Tuesday, September 7, 2010
I love camping. Fray's a great sport, even if her lack of sherpa skills relegates us to car camping.
To me, campgrounds - even the most beautiful - have a sweet, vintage appeal. They're a little neglected - quiet, and simple - products of a bygone era. Rusted-out swingsets and grills, RVs with P.O.W. flags and hanging tomato baskets.
Dinner takes time, as does a simple cup of tea. (These things also involve incendiary devices, which means they are Dogtor territory.) We go to bed early after a good conversation around the campfire. (We burned what I believe was pinion pine firewood - it smelled amazing.)
We set up at a small campground on Mount Battie in Camden, Maine. I've always been drawn to Camden because Edna St. Vincent Millay grew up there - and the place exceeded my expectations. The summit of Mount Battie overlooks Penobscot Bay - a beautiful expanse of deep water, small islands and evergreen-topped mountains. One side of the campground bordered a cliff overlooking the ocean, with access to a rocky beach. (Not so toddler-friendly, but stunning.)

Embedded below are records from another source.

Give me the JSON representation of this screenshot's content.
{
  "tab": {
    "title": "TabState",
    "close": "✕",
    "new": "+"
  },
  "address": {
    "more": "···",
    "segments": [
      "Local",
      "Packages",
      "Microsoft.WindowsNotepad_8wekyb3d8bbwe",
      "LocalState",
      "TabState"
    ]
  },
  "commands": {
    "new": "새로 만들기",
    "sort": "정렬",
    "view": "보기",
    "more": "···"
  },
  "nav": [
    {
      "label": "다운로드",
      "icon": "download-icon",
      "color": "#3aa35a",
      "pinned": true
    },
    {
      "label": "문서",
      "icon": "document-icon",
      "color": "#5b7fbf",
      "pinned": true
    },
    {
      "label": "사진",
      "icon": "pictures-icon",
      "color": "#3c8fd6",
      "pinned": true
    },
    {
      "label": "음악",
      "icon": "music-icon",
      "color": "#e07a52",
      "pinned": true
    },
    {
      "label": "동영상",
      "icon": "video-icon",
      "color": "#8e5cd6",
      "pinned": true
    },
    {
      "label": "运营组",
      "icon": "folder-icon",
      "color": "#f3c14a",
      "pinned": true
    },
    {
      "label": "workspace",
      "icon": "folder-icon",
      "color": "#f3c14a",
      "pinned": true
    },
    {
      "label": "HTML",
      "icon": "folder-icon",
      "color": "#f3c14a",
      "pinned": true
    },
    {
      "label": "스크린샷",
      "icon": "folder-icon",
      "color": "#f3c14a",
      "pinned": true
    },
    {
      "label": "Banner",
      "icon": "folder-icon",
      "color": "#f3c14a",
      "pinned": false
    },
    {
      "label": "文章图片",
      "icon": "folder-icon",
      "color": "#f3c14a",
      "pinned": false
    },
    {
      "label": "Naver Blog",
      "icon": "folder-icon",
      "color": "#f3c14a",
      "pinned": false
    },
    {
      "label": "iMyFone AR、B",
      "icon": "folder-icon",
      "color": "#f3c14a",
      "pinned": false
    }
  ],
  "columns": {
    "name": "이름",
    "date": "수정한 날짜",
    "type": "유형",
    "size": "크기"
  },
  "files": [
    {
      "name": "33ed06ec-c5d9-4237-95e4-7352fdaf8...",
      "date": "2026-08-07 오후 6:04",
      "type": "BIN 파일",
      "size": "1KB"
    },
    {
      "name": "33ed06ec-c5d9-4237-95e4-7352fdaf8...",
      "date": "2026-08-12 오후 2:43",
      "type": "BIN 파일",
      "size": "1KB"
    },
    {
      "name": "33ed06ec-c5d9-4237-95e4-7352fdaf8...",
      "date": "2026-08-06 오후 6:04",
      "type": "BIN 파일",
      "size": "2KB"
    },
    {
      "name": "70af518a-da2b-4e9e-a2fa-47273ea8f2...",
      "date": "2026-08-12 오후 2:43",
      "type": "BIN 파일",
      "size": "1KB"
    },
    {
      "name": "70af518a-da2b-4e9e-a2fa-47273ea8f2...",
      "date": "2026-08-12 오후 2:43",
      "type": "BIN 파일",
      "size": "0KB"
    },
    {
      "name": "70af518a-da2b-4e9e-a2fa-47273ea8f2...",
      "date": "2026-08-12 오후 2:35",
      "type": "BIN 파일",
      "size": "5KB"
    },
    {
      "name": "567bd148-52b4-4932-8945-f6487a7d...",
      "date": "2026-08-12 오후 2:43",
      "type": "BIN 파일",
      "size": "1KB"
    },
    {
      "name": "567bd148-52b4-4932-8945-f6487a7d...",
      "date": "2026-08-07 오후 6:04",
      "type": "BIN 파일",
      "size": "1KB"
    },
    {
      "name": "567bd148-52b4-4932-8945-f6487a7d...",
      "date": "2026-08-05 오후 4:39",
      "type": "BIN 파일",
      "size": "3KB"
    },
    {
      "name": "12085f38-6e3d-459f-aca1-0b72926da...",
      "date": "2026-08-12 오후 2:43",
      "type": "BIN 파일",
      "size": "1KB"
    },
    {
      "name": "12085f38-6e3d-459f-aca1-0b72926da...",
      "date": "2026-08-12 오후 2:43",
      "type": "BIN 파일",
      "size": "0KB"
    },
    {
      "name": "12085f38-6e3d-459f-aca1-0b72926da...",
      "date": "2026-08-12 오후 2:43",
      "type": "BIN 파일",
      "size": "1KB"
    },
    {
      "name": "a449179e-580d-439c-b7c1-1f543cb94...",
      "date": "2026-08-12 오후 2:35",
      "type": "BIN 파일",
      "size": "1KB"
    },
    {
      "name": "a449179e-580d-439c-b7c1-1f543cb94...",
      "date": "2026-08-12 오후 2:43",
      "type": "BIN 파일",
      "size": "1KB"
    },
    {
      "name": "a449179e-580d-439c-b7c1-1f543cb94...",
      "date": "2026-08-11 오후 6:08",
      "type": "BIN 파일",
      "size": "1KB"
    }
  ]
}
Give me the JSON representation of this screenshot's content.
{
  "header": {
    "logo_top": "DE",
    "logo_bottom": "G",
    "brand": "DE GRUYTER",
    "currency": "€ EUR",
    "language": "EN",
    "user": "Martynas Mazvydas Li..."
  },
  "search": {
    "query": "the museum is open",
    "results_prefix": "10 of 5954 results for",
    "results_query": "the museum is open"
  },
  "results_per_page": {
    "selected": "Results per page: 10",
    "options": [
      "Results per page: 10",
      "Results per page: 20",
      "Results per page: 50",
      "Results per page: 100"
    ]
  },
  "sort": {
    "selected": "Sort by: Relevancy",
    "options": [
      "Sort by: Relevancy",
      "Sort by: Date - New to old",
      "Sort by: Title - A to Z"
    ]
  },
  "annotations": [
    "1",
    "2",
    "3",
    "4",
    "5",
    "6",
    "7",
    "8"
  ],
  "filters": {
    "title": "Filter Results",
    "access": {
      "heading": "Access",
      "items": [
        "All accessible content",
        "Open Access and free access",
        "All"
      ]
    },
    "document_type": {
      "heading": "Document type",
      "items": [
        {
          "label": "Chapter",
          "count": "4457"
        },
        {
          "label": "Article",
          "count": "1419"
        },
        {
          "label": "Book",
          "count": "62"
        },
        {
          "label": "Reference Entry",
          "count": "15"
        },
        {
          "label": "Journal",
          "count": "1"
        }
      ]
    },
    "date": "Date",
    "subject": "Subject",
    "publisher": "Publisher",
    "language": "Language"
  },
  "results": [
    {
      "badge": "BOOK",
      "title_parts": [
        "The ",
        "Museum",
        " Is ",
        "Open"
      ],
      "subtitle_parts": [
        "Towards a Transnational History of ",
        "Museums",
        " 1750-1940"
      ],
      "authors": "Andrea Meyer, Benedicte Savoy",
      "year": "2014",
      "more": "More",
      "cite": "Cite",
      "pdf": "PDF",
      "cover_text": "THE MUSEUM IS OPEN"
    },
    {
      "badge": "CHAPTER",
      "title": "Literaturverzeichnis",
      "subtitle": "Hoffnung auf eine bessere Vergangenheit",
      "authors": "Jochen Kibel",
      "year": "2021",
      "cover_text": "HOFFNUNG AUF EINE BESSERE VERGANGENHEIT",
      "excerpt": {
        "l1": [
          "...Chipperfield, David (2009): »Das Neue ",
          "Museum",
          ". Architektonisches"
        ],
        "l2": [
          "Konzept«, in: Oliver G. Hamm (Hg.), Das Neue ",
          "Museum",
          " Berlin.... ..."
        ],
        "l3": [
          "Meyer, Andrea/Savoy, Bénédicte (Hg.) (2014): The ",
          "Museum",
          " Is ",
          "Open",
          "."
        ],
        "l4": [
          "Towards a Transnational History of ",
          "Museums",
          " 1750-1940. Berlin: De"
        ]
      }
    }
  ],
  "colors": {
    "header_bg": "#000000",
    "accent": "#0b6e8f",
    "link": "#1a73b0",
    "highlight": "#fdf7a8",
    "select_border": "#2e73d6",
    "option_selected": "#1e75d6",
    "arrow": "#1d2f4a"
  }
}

Camden itself is charming - full of inns, restaurants offering chowder and lobster rolls, and a gorgeous bay area -which this weekend hosted the Windjammer Festival. (I love re-enactors dressed as pirates!)
We visited Lincolnville Beach and biked around Megunticook Lake. (I did not hear any loons - but we did have a very vocal owl at our campsite the second night.) We scored with food - a standout being an unplanned stop at Dot's Market in Lincolnville for coffee - which turned into coffee, torte, muffins, and a sticky bun for le Dogteur.
Only a little scarred from yesterday's six+ hour drive with an underslept toddler, we plan to return to Camden again.